It’s a funny thing, getting exactly what you asked for. In little moments of the day, you realize the things you loved about the interim. These tiny pieces of a silver lining I don’t wish to outgrow as my cloud gets bigger. I want to chat about our days when I’m not around. I never want to stop sending you cutesy emojis. I don’t want to settle into a comfortable stupor of grouchiness before bedtime. I want to love you in the bright-eyed and bushy-tailed way I have for the last year and a half. I want to dig into my reserves to offer you extra smiles. I want to listen to you talk with the same measure of awe. I want to admire your simple being as you walk, as you send an email. I wanted all of what I have right now, and yet I’m not willing to leave behind what we have had, not entirely.
When we receive what we pray for, we don’t stop praying. We then pray for the discipline to keep it, and we pray for the wisdom to multiply it. And here, on the precipice, I know that I’ve bared it all for you. I watch you navigate the space around me with kindness, and consideration, and beautiful love. And I will the live wires at the ends of me into submission. I turn my focus to discipline and I set my sights on multiplication. I will love you all my life, this I know. But I want to love you well, I want to love you intentionally, I want to never maim this thing that I now turn my life to.
July 7, 2022
There was the guy with the Mustang and the cat, who only came for the weekend twice a month. There was the guy with the subwoofer attached to the other side of my bedroom wall. There was the girl with quotes written in marker on her balcony door who sang Celine Dion at the top of her lungs. And there was me.

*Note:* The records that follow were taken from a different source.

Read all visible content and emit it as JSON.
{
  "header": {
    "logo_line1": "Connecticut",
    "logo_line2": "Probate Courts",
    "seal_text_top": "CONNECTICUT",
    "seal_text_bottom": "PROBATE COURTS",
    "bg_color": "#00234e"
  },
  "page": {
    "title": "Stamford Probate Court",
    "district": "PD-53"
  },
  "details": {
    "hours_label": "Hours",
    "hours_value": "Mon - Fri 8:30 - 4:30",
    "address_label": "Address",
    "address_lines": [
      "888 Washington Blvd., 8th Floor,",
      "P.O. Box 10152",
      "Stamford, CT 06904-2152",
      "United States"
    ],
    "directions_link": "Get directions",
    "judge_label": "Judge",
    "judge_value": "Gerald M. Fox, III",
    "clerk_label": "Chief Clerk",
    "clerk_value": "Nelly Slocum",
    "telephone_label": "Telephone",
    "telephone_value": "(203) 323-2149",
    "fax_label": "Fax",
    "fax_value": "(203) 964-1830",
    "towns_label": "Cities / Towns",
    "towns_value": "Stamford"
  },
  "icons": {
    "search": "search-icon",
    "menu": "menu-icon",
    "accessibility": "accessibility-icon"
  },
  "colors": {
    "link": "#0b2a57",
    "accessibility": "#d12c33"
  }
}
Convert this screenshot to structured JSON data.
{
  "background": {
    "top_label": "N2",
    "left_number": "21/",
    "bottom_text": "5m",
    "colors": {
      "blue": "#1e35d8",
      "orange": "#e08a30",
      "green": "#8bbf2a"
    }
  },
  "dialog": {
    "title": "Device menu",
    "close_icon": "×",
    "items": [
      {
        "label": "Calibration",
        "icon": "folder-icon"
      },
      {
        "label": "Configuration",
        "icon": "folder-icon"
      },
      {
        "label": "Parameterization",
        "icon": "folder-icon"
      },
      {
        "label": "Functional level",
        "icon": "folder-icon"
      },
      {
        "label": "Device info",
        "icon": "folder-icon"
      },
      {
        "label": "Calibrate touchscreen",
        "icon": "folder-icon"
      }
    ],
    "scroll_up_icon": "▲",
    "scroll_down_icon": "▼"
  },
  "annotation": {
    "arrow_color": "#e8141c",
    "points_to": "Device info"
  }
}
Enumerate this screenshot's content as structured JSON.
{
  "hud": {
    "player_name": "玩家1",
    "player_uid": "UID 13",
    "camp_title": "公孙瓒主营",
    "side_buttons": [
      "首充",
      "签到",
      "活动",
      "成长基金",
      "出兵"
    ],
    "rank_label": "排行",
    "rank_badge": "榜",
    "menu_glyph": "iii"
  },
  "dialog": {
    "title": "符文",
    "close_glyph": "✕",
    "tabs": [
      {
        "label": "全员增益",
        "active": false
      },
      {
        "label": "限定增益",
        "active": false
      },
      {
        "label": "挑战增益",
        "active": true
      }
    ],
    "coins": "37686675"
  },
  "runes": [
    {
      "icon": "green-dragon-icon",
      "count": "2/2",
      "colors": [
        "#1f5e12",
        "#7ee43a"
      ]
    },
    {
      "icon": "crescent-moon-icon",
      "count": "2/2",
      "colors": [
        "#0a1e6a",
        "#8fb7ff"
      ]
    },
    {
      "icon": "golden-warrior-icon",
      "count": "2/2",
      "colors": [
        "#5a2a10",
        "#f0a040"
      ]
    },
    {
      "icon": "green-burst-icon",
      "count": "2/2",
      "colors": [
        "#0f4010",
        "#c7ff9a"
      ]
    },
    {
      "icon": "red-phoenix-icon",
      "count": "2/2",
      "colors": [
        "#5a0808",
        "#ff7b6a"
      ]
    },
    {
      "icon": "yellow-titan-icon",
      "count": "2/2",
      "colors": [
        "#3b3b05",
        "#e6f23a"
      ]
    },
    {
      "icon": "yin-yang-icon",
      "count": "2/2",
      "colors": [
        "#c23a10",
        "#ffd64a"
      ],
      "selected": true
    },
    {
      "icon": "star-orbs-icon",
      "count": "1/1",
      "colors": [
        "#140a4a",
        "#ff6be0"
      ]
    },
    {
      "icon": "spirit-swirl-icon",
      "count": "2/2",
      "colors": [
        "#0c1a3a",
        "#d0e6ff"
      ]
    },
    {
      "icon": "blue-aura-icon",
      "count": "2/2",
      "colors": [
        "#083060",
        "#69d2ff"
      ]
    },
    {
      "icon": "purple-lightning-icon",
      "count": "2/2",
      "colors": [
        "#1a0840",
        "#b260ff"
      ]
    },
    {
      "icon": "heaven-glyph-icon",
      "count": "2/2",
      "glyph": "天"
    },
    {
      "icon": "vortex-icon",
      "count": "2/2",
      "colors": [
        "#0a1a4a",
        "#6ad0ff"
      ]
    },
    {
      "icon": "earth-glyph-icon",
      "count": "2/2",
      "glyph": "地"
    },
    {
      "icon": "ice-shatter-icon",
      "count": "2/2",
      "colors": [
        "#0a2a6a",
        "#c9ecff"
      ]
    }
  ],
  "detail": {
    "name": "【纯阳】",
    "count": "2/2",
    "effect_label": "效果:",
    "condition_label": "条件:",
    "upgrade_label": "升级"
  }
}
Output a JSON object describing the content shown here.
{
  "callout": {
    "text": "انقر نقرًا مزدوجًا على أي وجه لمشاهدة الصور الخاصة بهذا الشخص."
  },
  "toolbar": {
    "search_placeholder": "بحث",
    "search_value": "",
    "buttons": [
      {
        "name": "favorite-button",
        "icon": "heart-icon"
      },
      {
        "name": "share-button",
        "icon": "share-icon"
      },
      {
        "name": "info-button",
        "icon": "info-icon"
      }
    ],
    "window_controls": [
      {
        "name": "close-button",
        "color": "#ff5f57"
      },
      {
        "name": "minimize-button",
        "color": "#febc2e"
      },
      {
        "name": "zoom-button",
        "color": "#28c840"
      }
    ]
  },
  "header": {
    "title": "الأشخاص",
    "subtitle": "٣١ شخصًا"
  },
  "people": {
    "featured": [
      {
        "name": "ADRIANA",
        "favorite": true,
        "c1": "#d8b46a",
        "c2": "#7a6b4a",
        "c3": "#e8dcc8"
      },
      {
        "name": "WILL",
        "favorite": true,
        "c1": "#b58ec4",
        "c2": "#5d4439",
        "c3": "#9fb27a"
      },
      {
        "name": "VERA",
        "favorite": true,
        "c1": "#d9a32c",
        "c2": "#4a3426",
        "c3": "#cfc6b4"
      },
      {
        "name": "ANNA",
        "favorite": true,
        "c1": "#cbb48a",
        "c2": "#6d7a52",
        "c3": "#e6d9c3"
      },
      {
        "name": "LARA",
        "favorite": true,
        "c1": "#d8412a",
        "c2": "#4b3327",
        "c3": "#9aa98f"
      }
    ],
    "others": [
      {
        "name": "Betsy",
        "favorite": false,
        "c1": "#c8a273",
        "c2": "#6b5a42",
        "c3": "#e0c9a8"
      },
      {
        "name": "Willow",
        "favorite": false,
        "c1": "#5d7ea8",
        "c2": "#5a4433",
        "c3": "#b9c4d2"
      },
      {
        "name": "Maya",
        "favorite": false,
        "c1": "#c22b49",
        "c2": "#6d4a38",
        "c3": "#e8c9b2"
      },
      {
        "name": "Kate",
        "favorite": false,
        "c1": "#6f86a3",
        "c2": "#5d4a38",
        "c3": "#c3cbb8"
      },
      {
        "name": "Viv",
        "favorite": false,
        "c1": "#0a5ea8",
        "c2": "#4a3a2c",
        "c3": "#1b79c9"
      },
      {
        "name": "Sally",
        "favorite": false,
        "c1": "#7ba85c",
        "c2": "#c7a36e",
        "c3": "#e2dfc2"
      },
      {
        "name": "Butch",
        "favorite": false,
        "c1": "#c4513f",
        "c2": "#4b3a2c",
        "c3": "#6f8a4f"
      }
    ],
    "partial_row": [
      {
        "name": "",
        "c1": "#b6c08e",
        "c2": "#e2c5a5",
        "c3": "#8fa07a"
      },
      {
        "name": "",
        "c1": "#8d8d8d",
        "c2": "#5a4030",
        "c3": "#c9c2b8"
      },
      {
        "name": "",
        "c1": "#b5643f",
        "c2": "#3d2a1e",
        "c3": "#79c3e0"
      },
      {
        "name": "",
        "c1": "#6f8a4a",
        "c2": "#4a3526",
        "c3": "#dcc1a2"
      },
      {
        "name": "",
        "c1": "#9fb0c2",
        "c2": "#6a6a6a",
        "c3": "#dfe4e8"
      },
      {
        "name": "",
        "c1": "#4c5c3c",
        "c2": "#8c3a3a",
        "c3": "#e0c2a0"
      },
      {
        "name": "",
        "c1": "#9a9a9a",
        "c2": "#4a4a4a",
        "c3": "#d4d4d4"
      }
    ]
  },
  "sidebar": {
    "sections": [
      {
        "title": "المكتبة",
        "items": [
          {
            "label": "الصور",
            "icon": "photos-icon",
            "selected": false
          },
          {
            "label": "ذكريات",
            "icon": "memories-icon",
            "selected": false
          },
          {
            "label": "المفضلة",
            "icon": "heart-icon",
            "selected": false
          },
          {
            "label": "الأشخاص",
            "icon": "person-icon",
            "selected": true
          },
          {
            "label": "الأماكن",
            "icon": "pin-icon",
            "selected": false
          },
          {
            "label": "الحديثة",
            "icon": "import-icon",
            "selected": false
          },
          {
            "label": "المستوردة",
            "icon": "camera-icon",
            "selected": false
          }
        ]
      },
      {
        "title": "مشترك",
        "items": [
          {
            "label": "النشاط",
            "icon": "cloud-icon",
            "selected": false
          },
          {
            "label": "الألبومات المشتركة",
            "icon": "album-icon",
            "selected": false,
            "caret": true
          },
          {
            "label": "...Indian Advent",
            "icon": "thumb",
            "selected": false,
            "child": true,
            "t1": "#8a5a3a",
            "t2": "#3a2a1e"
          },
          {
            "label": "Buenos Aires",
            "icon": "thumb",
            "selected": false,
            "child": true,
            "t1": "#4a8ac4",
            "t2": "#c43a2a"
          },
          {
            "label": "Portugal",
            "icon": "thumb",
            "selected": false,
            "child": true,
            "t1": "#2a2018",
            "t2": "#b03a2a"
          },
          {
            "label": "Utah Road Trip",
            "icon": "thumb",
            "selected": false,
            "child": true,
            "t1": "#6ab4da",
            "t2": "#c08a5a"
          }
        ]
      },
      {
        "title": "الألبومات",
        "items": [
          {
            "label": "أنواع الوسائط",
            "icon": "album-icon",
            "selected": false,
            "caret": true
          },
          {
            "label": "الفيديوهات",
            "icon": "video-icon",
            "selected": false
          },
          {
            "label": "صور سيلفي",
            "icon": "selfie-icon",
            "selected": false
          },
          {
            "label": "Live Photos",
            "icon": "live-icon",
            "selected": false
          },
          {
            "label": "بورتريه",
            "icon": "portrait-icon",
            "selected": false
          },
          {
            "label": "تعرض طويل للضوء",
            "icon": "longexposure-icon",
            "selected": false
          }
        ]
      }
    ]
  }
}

There were curtains on my patio and two sets of string lights. The 200 hundred year-old oak tree across from my window would light up completely – when they remembered. There was the Christmas wreath knocking against my front door in the winter wind. There was six-feet of snow piled up against my entryway. There was a bar cart and a wine fridge and a plant wall surrounding a neon light. There was an entire wall covered in photos of my travels. One across from it filled with my art. There was a Victorian couch and an antique school desk and a vintage coffee table. There was a lilac velvet bench perched against my bed. There was a teal satin quilt and a ballet barre. There was a cat tree. There was a cat. We were all here together, for a moment in time.
Summer showers and rainbows would visit with me while I read on that patio, my feet scratching against the astroturf. The bright light of September afternoons and warm fall evenings sat with me while I wrote my first book. These four walls saw the tears that sprang from an early email from the court. The springs in that couch felt the weight lift from my shoulders when I quit that job. The upstairs cat would run across the floor while my Alpine Village twinkled. The singing girl would belt Adele while I walked to Sprouts for a bottle of wine. She’s gone now. And so is the cat upstairs. And so is the cat that was here. And now, so am I.
I fell in love here. I became an author 3 times here. I became Azalea here. I cried here, so fucking hard. I prayed here, so fucking hard. I felt my heart break, and suture back together. I felt days on end of hopelessness and far, far more days of hopefulness. And my little dream came true. I’m moving in with you. I’m getting closer, scooching slightly everyday, towards that wonderful thing we sometimes dare to name.